Task objective: Should the word "JSON" occur in a line of the records, copy that line.

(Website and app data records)
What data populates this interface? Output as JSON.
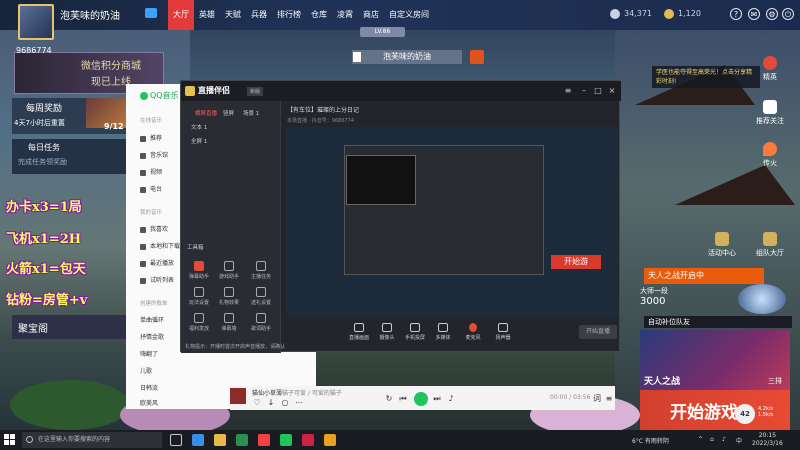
{
  "game": {
    "player_name": "泡芙味的奶油",
    "uid": "9686774",
    "level": "LV.86",
    "nav": [
      "大厅",
      "英雄",
      "天赋",
      "兵器",
      "排行榜",
      "仓库",
      "凌霄",
      "商店",
      "自定义房间"
    ],
    "currency1": "34,371",
    "currency2": "1,120",
    "shop_line1": "微信积分商城",
    "shop_line2": "现已上线",
    "reward_title": "每周奖励",
    "reward_sub": "4天7小时后重置",
    "reward_count": "9/12",
    "daily_title": "每日任务",
    "daily_sub": "完成任务领奖励",
    "treasure": "聚宝阁",
    "center_name": "泡芙味的奶油",
    "notice": "学医也能夺得至高荣光！点击分享精彩时刻!",
    "right_icons": [
      "精英",
      "推荐关注",
      "传火",
      "活动中心",
      "组队大厅"
    ],
    "tianren": "天人之战开启中",
    "rank_label": "大师一段",
    "rank_score": "3000",
    "match": "自动补位队友",
    "tianren2": "天人之战",
    "tianren2_sub": "三排",
    "start_game": "开始游戏",
    "badge": "42",
    "net_up": "4.2k/s",
    "net_down": "1.5k/s"
  },
  "overlay_lines": [
    "办卡x3=1局",
    "飞机x1=2H",
    "火箭x1=包天",
    "钻粉=房管+v"
  ],
  "qqmusic": {
    "logo": "QQ音乐",
    "sec1": "在线音乐",
    "items1": [
      "推荐",
      "音乐馆",
      "视频",
      "电台"
    ],
    "sec2": "我的音乐",
    "items2": [
      "我喜欢",
      "本地和下载",
      "最近播放",
      "试听列表"
    ],
    "sec3": "创建的歌单",
    "items3": [
      "单曲循环",
      "抒情金歌",
      "嗨翻了",
      "儿歌",
      "日韩流",
      "欧美风"
    ],
    "song": "猫仙小草薄",
    "artist": "猫子可爱 / 可爱的猫子",
    "time": "00:00 / 03:56"
  },
  "live": {
    "logo": "直播伴侣",
    "version": "新版",
    "scene_tabs": [
      "横屏直播",
      "竖屏",
      "场景 1"
    ],
    "scene_items": [
      "文本 1",
      "全屏 1"
    ],
    "tool_title": "工具箱",
    "tools": [
      "弹幕助手",
      "游戏助手",
      "主播任务",
      "玩法设置",
      "礼物效果",
      "送礼设置",
      "福利发放",
      "弹幕墙",
      "歌词助手",
      "虚拟形象",
      "更多"
    ],
    "room_title": "【有车位】璀璨的上分日记",
    "room_tag": "游戏",
    "room_sub": "本场直播 · 抖音号：9686774",
    "room_count": "2013",
    "controls": [
      "直播画面",
      "摄像头",
      "手机投屏",
      "多媒体",
      "麦克风",
      "扬声器"
    ],
    "go_live": "开始直播",
    "small_start": "开始游",
    "bottom_text": "礼物提示：开播时首次开启声音播放，请确认"
  },
  "taskbar": {
    "search": "在这里输入你要搜索的内容",
    "weather": "6°C 有雨转阴",
    "time": "20:15",
    "date": "2022/3/16",
    "lang": "中"
  }
}
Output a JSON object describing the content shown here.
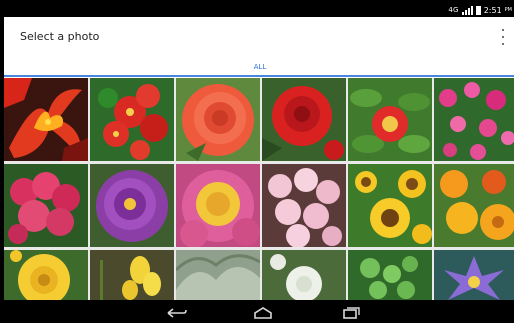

Answer section:
What data populates this interface? Output as JSON.
Output a JSON object describing the content shown here.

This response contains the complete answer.